"""

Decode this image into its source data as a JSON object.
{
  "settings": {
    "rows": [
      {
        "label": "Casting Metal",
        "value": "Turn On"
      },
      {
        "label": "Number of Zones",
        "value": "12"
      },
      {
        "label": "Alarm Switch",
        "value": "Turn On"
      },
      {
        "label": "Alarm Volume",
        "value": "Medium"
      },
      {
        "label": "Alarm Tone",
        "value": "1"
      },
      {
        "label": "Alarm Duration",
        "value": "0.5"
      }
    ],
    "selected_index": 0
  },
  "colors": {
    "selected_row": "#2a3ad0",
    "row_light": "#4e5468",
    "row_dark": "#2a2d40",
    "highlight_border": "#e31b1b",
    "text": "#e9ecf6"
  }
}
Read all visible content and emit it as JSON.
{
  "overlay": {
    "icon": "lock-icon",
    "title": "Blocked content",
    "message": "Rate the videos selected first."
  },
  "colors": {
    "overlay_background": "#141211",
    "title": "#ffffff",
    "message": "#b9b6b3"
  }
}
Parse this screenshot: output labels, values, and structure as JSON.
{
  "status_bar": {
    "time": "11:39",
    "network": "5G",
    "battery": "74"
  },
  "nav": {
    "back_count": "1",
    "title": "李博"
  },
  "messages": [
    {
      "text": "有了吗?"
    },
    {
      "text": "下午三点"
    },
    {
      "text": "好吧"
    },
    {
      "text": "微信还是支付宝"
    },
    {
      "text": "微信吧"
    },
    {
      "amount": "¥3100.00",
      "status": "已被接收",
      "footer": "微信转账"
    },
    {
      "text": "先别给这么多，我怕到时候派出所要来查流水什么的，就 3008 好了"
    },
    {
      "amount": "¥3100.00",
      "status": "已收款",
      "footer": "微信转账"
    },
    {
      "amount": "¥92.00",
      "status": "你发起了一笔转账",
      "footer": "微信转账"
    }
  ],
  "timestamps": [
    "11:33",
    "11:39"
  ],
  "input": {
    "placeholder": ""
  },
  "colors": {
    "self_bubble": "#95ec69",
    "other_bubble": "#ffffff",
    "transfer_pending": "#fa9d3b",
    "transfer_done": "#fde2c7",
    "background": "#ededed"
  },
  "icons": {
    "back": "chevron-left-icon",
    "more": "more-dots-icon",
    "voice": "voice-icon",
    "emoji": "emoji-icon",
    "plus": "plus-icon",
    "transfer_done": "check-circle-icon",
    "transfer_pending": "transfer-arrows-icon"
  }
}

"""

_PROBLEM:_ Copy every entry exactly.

_SOLUTION:_
Decode this image into its source data as a JSON object.
{
  "settings": {
    "rows": [
      {
        "label": "Casting Metal",
        "value": "Turn On"
      },
      {
        "label": "Number of Zones",
        "value": "12"
      },
      {
        "label": "Alarm Switch",
        "value": "Turn On"
      },
      {
        "label": "Alarm Volume",
        "value": "Medium"
      },
      {
        "label": "Alarm Tone",
        "value": "1"
      },
      {
        "label": "Alarm Duration",
        "value": "0.5"
      }
    ],
    "selected_index": 0
  },
  "colors": {
    "selected_row": "#2a3ad0",
    "row_light": "#4e5468",
    "row_dark": "#2a2d40",
    "highlight_border": "#e31b1b",
    "text": "#e9ecf6"
  }
}
Read all visible content and emit it as JSON.
{
  "overlay": {
    "icon": "lock-icon",
    "title": "Blocked content",
    "message": "Rate the videos selected first."
  },
  "colors": {
    "overlay_background": "#141211",
    "title": "#ffffff",
    "message": "#b9b6b3"
  }
}
Parse this screenshot: output labels, values, and structure as JSON.
{
  "status_bar": {
    "time": "11:39",
    "network": "5G",
    "battery": "74"
  },
  "nav": {
    "back_count": "1",
    "title": "李博"
  },
  "messages": [
    {
      "text": "有了吗?"
    },
    {
      "text": "下午三点"
    },
    {
      "text": "好吧"
    },
    {
      "text": "微信还是支付宝"
    },
    {
      "text": "微信吧"
    },
    {
      "amount": "¥3100.00",
      "status": "已被接收",
      "footer": "微信转账"
    },
    {
      "text": "先别给这么多，我怕到时候派出所要来查流水什么的，就 3008 好了"
    },
    {
      "amount": "¥3100.00",
      "status": "已收款",
      "footer": "微信转账"
    },
    {
      "amount": "¥92.00",
      "status": "你发起了一笔转账",
      "footer": "微信转账"
    }
  ],
  "timestamps": [
    "11:33",
    "11:39"
  ],
  "input": {
    "placeholder": ""
  },
  "colors": {
    "self_bubble": "#95ec69",
    "other_bubble": "#ffffff",
    "transfer_pending": "#fa9d3b",
    "transfer_done": "#fde2c7",
    "background": "#ededed"
  },
  "icons": {
    "back": "chevron-left-icon",
    "more": "more-dots-icon",
    "voice": "voice-icon",
    "emoji": "emoji-icon",
    "plus": "plus-icon",
    "transfer_done": "check-circle-icon",
    "transfer_pending": "transfer-arrows-icon"
  }
}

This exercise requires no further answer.